HICKS COLUMN: Cruise-ship confab was preaching to the choir
You gotta love the anti-cruise-ship crowd.
They brought in 150 people this past week to talk about balancing cruise ship visits with quality of life in our historic port city. Think about that — a port that wants to limit the number of ships that call here. Isn't that our business?
Of course, these folks say they don't want to ban these ships. They just want a balance, which means sticking all the cruise ships up on the East Side — so the beautiful people don't have to see so much of the riffraff or hear that dreadful calypso music.
They also have concerns about pollution in the historic district. Apparently they figure folks on the East Side would just think it's black snow.
One of the central themes of this confab was how people “concerned” about cruise ships should make more allies.
And then they turn around and don't invite the State Ports Authority or Mayor Joe Riley, the very people they need to be confabbing with.
Stop the carnival
This meeting was the very definition of preaching to the choir.
The World Monuments Fund and the National Trust for Historic Preservation got together with the good folks from the Preservation Society of Charleston to throw this shindig. Dissenters weren't invited; even press access was limited.
Instead, this like-minded crowd heard from people who have been successful in limiting cruise ships in other cities, and were told the only way to bring about compromise was to keep arguing.
That's all fine — nothing wrong with arguing or balance. But why didn't this group invite the folks they need to be arguing with?
Answer: They didn't want to hear the pro-cruise-ship folks, and the other side doesn't want to hear any more from them. And that's the problem.
And it's not going to get solved by listening to “Kumbaya.”
Come sail away?
An Alaska attorney told the crowd they shouldn't fight being labeled as elitists — they should embrace it.
He's talking about the sinister yet genius “Snobs vs. Jobs” campaign the pro-cruise-ship folks rolled out to combat this insurgence. Thing is, there's little way to avoid such a label when the cruise control crowd's idea of a solution is to dump the new cruise-ship terminal on poor neighborhoods.
Look, the Preservation Society and Historic Charleston Foundation have nothing but the city's best interests at heart here. They are good folks. And limiting the number of cruise ships that can call on Charleston every year would be a nice gesture.

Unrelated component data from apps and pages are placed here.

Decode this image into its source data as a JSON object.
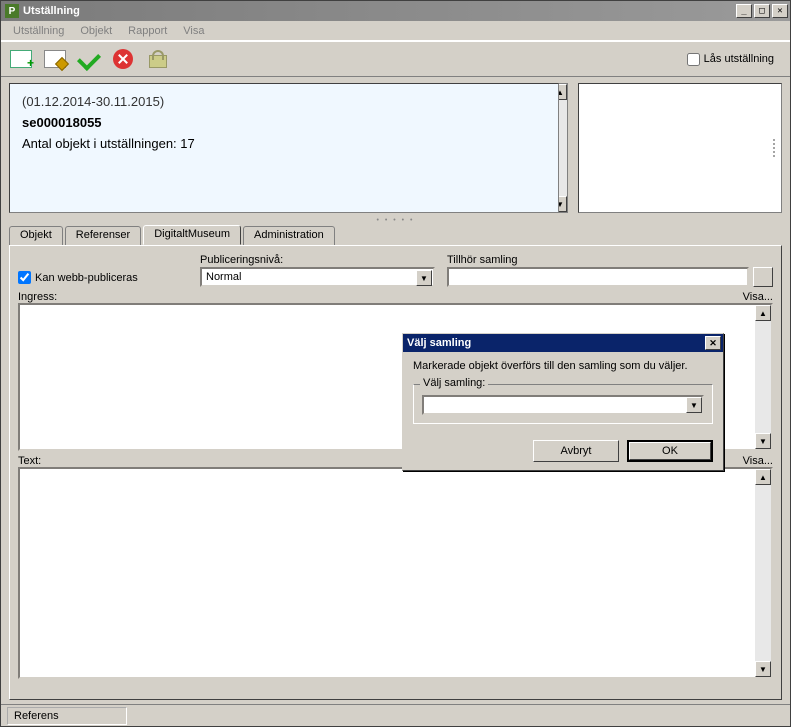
{
  "window": {
    "title": "Utställning"
  },
  "menu": {
    "items": [
      "Utställning",
      "Objekt",
      "Rapport",
      "Visa"
    ]
  },
  "toolbar": {
    "lock_label": "Lås utställning"
  },
  "info": {
    "date_range": "(01.12.2014-30.11.2015)",
    "id": "se000018055",
    "count_text": "Antal objekt i utställningen: 17"
  },
  "tabs": {
    "items": [
      "Objekt",
      "Referenser",
      "DigitaltMuseum",
      "Administration"
    ],
    "active": "DigitaltMuseum"
  },
  "dm": {
    "webpub_label": "Kan webb-publiceras",
    "pubniva_label": "Publiceringsnivå:",
    "pubniva_value": "Normal",
    "samling_label": "Tillhör samling",
    "ingress_label": "Ingress:",
    "text_label": "Text:",
    "visa_label": "Visa..."
  },
  "modal": {
    "title": "Välj samling",
    "message": "Markerade objekt överförs till den samling som du väljer.",
    "group_label": "Välj samling:",
    "cancel": "Avbryt",
    "ok": "OK"
  },
  "status": {
    "referens": "Referens"
  }
}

Ports officials rightly note that we are never going to be Fort Lauderdale or Key West anyway — we're too far north — so what's the big deal?
If the city would just do it, perhaps these costly lawsuits and all the hand-wringing would go away. And if it didn't, well, then it would put the lie to talk of balance.
And it would suggest that some of these cruise-ship opponents are sailing through life on the SS Oblivious.
Reach Brian Hicks at firstname.lastname@example.org.